This film is probably the director Guillermo Del Toro’s best work (I haven’t seen them all so cannot be certain).
The performances by actors Sally Hawkins, Octavia Spencer, Richard Jenkins and Doug Jones are all excellent.
I would particularly pick out Doug Jones who inhabits the central creature around which the story revolves. He brings the full range of emotions to his character without benefit of language, purely by his body language, which shines through his latex prosthetic body. (You may have seen him recently in Star Trek: Discovery, similarly cloaked in alien costume.)
As the story reached the ultimate and predictable conclusion, I felt this to have been a satisfying experience.
This will not be everybody’s cup of tea; indeed I resisted seeing it until after its Bafta success.
It is well worth 4 out of five stars.
Darkest Hour is the story of the few days when Winston Spencer Churchill became Prime Minister to the end of the Dunkirk evacuation.
I found this to be one of the most enjoyable history lessons I have ever experienced.
The political machinations show that anything we see from Westminster now is nothing new.

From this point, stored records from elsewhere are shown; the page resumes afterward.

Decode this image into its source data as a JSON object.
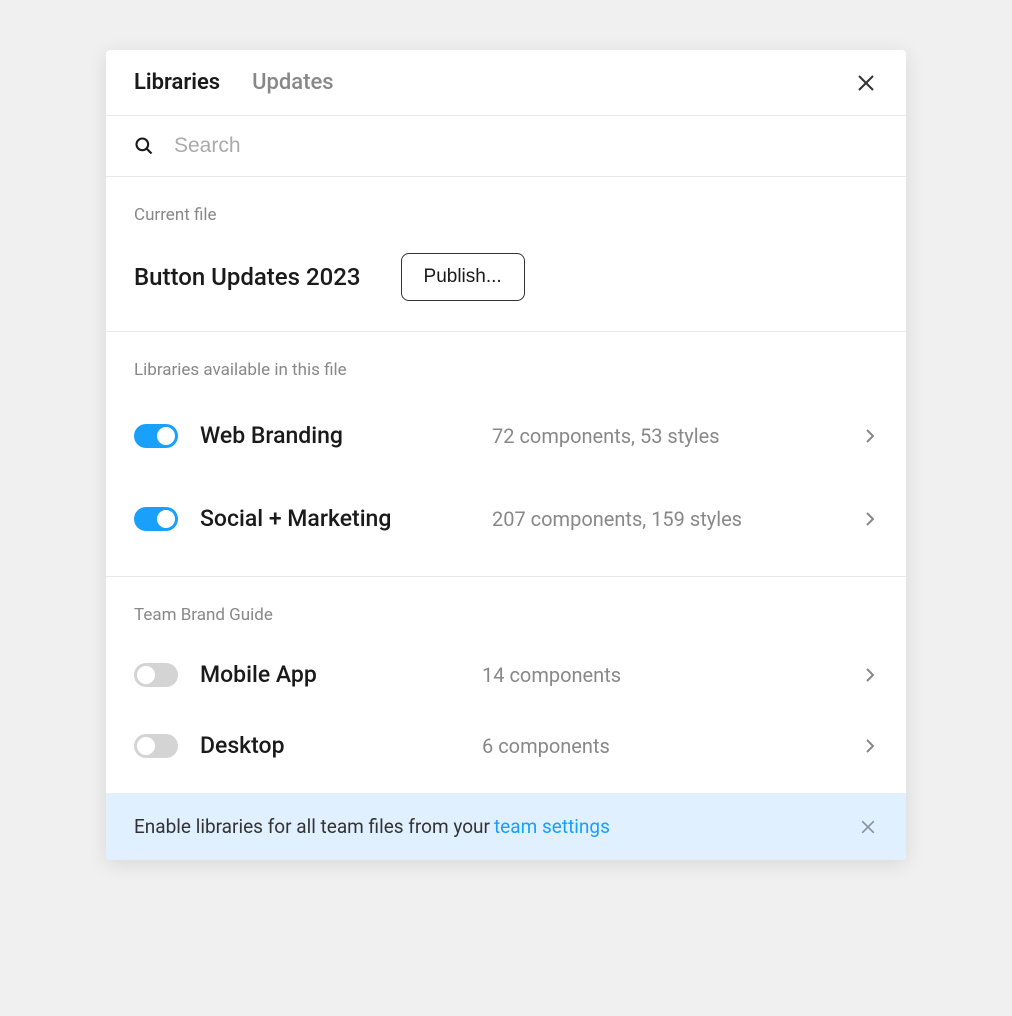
{
  "header": {
    "tabs": [
      {
        "label": "Libraries",
        "active": true
      },
      {
        "label": "Updates",
        "active": false
      }
    ]
  },
  "search": {
    "placeholder": "Search"
  },
  "current_file": {
    "section_label": "Current file",
    "name": "Button Updates 2023",
    "publish_label": "Publish..."
  },
  "available": {
    "section_label": "Libraries available in this file",
    "items": [
      {
        "name": "Web Branding",
        "meta": "72 components, 53 styles",
        "enabled": true
      },
      {
        "name": "Social + Marketing",
        "meta": "207 components, 159 styles",
        "enabled": true
      }
    ]
  },
  "team": {
    "section_label": "Team Brand Guide",
    "items": [
      {
        "name": "Mobile App",
        "meta": "14 components",
        "enabled": false
      },
      {
        "name": "Desktop",
        "meta": "6 components",
        "enabled": false
      }
    ]
  },
  "footer": {
    "text": "Enable libraries for all team files from your",
    "link_label": "team settings"
  }
}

The hype surrounding Gary Oldman’s performance is well founded, as he produces a totally convincing image of the great orator.
An outstanding technical and artistic cast supports Oldman. Together they produce a near documentary recreation of real events.
If you collect DVDs, I would recommend pairing this film with Dunkirk as a perfect evenings viewing.
This film scores on all measures that I use to rate films and fully deserves its 5 stars.
The Post (The Washington Post) is a thriller set in the immediate pre-Watergate Washington of Richard Nixon.
The story is set in the newsroom of the Washington Post.
Driving the story is the relationship between the Tom Hanks and Meryl Streep characters.
Steven Spielberg expertly crafts tension into what could have been simply a tale of talking heads.
There are no adrenalin pumping murders, violence or heart pounding chases. What you do get is a very invigorating work out for your brain following the intricacies of the plot.
Indeed I would say it ranks alongside masterpieces such as The West Wing and All The Presidents Men.
I found this to be an intelligent political drama and thriller, which left me feeling very satisfied.
Strongly recommended with 5 out of five stars.
The Death of Stalin has bee created by Armando Iannucci and David Schneider. You can expect the foul language and biting dark humour of Iannucci’s various television projects for which he is famous.
A large cast of recognisable actors inhabit the characters at the top of Russians political and military hierarchy. These include Jason Isaacs, Andrea Riseborough, Steve Buscemi, Jeffrey Tambour, Michael Palin and Paul Whitehouse.
The events before and after the death of Stalin are treated as a pantomime of opposing ambitions, jealousy and incompetence. However, custard pies are replaced by copious numbers of executions. Running in parallel are stories of families torn open by divisions, massacres and exploitation.
On top of this is the paranoid fear of Stalin that is ingrained into the population, from politicians to musicians and housekeepers who looked after him. This is made believable by not making the actors adopt stereotypical Russian accents. Their natural voices are used to great effect to portray the mix of regions they came from within Russia. It also makes the cacophony of arguing voices easier to follow.
In our age of less than conventional politicians, it is only too easy to suspect the events as shown in this film, may be underplaying the reality of what really happened when Stalin died.
This is a well made political satire. Four out of five stars awarded.